(Material for this task begins)

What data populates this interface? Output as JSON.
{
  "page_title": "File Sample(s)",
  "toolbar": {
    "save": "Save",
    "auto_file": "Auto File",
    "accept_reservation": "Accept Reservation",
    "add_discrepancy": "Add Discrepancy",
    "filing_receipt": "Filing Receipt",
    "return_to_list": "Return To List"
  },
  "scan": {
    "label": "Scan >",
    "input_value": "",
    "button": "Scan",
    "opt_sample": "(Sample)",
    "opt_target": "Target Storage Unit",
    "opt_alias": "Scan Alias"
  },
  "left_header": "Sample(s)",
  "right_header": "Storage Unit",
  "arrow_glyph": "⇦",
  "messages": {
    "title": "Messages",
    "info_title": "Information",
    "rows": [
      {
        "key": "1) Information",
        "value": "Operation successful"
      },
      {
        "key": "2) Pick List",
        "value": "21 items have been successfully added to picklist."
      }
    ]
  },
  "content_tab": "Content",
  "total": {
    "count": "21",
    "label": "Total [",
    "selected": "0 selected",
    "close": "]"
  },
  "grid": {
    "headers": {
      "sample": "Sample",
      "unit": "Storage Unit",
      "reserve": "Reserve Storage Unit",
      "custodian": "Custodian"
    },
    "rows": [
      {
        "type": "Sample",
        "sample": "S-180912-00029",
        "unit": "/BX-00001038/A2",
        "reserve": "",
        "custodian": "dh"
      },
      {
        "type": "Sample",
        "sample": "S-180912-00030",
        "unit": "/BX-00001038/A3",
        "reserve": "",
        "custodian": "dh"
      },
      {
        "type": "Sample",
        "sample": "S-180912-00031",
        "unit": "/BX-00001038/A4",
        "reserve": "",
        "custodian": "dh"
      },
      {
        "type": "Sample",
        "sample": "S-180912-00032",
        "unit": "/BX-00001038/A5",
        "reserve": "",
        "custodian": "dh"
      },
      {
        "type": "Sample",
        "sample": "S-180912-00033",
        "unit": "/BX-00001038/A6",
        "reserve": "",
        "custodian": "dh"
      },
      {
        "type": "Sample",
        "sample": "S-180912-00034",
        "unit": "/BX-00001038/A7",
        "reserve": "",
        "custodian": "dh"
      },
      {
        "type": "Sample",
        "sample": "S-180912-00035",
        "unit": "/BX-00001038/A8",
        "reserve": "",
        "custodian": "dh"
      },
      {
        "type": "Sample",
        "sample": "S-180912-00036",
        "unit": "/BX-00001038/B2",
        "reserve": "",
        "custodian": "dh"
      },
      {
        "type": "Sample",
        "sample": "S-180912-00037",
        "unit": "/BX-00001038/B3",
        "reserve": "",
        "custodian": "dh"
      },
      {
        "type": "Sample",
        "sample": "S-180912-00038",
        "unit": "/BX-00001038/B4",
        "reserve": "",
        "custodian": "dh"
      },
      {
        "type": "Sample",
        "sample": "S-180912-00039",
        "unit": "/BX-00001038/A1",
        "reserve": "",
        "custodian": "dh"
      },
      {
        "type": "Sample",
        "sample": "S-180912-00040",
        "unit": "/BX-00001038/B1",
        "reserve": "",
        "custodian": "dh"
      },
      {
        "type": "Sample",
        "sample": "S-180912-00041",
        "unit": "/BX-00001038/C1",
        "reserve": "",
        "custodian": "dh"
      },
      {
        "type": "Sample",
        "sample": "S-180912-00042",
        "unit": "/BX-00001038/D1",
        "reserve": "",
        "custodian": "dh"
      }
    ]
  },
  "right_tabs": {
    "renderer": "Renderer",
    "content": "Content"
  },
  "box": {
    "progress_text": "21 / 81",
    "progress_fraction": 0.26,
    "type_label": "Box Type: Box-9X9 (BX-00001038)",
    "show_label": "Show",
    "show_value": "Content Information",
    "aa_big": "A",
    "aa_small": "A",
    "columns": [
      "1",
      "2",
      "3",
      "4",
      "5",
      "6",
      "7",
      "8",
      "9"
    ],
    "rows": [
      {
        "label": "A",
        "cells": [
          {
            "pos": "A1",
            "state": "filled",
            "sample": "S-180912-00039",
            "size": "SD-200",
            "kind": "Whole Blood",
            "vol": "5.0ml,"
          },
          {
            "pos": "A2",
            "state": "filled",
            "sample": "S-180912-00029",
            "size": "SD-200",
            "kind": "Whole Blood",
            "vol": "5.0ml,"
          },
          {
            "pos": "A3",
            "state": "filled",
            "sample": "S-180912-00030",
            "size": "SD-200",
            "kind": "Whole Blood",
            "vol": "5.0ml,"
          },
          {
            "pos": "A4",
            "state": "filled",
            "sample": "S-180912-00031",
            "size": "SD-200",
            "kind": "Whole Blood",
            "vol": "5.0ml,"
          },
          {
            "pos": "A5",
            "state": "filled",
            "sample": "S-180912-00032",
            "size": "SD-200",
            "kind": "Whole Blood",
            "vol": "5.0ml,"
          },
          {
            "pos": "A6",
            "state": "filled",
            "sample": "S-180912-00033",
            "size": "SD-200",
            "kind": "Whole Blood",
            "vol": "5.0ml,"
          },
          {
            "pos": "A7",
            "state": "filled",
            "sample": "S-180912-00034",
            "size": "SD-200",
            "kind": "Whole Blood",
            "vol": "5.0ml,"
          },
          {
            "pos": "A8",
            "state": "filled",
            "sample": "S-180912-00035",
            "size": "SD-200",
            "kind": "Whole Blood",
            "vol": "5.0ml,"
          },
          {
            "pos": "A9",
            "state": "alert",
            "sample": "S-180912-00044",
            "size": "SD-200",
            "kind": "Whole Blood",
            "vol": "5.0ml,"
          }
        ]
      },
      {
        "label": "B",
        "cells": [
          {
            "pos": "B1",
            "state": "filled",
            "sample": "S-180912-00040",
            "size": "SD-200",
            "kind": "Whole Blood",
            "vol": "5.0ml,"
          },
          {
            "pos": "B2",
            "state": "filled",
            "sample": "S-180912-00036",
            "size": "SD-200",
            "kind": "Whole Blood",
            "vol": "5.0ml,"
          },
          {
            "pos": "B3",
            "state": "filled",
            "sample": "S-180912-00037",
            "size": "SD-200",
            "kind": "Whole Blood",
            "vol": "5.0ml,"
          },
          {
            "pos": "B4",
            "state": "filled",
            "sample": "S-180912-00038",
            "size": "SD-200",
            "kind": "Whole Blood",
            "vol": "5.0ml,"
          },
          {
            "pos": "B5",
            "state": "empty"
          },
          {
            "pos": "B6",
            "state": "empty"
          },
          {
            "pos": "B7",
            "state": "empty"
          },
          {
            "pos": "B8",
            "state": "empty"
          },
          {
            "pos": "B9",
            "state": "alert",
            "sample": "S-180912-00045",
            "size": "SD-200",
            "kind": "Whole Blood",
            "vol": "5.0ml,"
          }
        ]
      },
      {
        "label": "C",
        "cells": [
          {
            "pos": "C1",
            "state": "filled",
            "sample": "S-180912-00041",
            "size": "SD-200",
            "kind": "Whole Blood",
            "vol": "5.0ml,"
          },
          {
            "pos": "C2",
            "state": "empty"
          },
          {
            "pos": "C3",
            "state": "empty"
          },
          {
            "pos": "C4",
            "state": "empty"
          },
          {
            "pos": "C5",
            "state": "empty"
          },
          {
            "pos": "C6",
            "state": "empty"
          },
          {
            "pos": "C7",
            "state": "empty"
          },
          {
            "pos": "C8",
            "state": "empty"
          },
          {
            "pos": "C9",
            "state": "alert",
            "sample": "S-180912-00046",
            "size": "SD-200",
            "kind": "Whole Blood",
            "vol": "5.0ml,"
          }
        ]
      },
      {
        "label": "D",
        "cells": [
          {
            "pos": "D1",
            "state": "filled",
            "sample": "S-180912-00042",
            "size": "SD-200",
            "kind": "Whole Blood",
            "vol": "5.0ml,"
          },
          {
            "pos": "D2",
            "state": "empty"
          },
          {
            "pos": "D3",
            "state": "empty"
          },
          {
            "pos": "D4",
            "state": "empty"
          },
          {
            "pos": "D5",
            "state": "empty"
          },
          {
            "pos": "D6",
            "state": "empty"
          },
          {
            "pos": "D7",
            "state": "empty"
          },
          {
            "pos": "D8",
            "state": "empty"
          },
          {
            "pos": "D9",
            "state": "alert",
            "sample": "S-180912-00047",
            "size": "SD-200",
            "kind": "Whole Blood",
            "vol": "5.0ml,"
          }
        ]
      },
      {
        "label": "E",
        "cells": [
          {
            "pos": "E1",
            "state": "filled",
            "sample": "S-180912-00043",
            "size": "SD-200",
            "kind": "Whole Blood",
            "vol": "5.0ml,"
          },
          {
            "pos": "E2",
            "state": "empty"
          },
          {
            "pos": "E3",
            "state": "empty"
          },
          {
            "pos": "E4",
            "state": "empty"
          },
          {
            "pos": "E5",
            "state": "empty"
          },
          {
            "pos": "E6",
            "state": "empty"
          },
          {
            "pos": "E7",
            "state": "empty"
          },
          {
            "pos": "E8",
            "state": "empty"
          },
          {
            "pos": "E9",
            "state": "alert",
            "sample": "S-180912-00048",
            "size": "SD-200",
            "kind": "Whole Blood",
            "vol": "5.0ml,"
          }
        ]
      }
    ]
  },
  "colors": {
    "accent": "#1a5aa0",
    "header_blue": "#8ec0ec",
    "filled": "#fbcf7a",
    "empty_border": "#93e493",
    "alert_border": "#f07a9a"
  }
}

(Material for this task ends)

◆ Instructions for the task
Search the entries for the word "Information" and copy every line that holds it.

◆ Task output
    "info_title": "Information",
        "key": "1) Information",
    "show_value": "Content Information",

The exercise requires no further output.